CÝÐAN; p. ic, he cýðde, cýdde, ðú cýðdest, cýddest; pp. cýðed. I. to make known, tell, relate, proclaim, announce; nuntiare, annuntiare, narrare, referre, effari, prædicare :-- Wordum cýðan to make known in words, Cd. 102; Th. 135, 14; Gen. 2242: Exon. 12a; Th. 19, 7; Cri. 297. Ongan Dryhtnes æ-acute; georne cýðan he began the Lord's law gladly to proclaim, Elen. Kmbl. 398; El. 199: 2510; El. 1256. Cýþ narra, Lk. Bos. 8, 39: Mt. Bos. 2, 8: Gen. 37, 14: Bd. 2, 9; S. 511, 32. Cýðdon Cristes gebyrd they announced Christ's birth, Exon. 8b; Th. 5, 5; Cri. 65: Ps. Th. 77, 7: 101, 16. Cýðe his neáhgebúrum let him tell to his neighbours, L. Edg. S. 7; Th. i. 274, 20. II. to declare, reveal, manifest, shew, perform, confess, confirm, testify, prove; notum facere, revelare, manifestare, ostendere, perhibere, confiteri, testari, probare :-- Ic him cýðde ðínne naman notum feci eis nomen tuum, Jn. Bos. 17, 26. Wísdóm sceoldon weras Ebréa wordum cýðan [MS. cyðdon] the Hebrew men must reveal wisdom by words, Cd. 176; Th. 221, 33; Dan. 97. Ellen cýðan to manifest valour, Beo. Th. 5384; B. 2695. Wundor cýðan to perform a miracle, Elen. Kmbl. 2222; El. 1112: Andr. Kmbl. 1142; An. 571. Ðe me cýþ befóran mannum qui confitebitur me coram hominibus, Mt. Bos. 10, 32: Jn. Bos. 1, 20. Cýdde, Bd. 4, 25; S. 600, 30. Ðú cýddest tu innotuisti, Ps. Spl. 143, 4. He cýþ testatur, Jn. Bos. 3, 32: 1, 15. Mid áþe cýðan to prove on oath, L. C. S. 15; Th. i. 384, 10. Eallra heora dóme wæs cýðed [MS. kyþed] omnium judicio probatum est, Bd. 5, 19; S. 640, 13. [Piers P. couthen: Chauc. kithe, kythe: Laym. cuðe, cuðen: Orm. kiþenn: O. Sax. kúðian, kundan: O. Frs. ketha, keda: Ger. M. H. Ger. künden: O. H. Ger. kundjan, kundan: Goth. kunþyan: Dan. kynde: Swed. kunna; Icel. kynna.] DER. a-cýðan, for-, ge-, of-, ofer-.
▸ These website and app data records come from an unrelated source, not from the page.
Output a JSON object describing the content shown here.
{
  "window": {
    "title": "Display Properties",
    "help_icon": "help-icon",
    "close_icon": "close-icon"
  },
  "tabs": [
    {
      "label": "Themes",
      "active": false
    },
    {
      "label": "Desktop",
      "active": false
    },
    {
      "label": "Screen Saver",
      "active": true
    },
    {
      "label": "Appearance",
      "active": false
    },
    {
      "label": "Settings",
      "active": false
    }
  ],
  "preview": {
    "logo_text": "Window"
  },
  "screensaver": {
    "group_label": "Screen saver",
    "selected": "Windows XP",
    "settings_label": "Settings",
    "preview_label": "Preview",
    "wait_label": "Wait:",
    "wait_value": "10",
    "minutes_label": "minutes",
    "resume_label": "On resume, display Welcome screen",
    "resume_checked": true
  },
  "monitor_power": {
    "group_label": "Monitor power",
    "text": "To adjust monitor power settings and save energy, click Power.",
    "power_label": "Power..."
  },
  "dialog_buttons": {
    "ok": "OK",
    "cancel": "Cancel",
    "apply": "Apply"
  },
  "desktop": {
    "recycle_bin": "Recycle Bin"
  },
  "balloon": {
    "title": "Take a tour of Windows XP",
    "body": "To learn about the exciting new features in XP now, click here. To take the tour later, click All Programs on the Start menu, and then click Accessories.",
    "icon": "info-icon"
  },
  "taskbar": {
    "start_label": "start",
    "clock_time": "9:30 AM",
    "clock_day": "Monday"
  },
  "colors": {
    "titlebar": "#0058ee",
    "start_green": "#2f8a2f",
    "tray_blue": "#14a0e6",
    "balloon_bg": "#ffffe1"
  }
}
cýðere, es; m. I. a witness; testis :-- Oriarison on me cýðeras unrihtwíse insurrexerunt in me testes iniqui, Ps. Spl. 26, 18. Cýðras testes, 34, 13. Hwí gewilnige we gyt cýðera quid adhuc desideramus testes? Mk. Bos. 14, 63. II. a martyr, one who bears witness by his death; martyr = GREEK a witness :-- Steph&a-short;nus is se forma cýðere Stephen is the early martyr, Homl. Th. ii. 34, 13. Þurh ðæs hálgan cýðeres þingunge through the pleading of the holy martyr, 28, 33. Eallum cýðerum to all martyrs, 34, 23.

-cýðig -known? notus? Only used in the compounds on-cýðig, un-, q. v. In German, however, kündig known, is used as a simple word, and as a compound.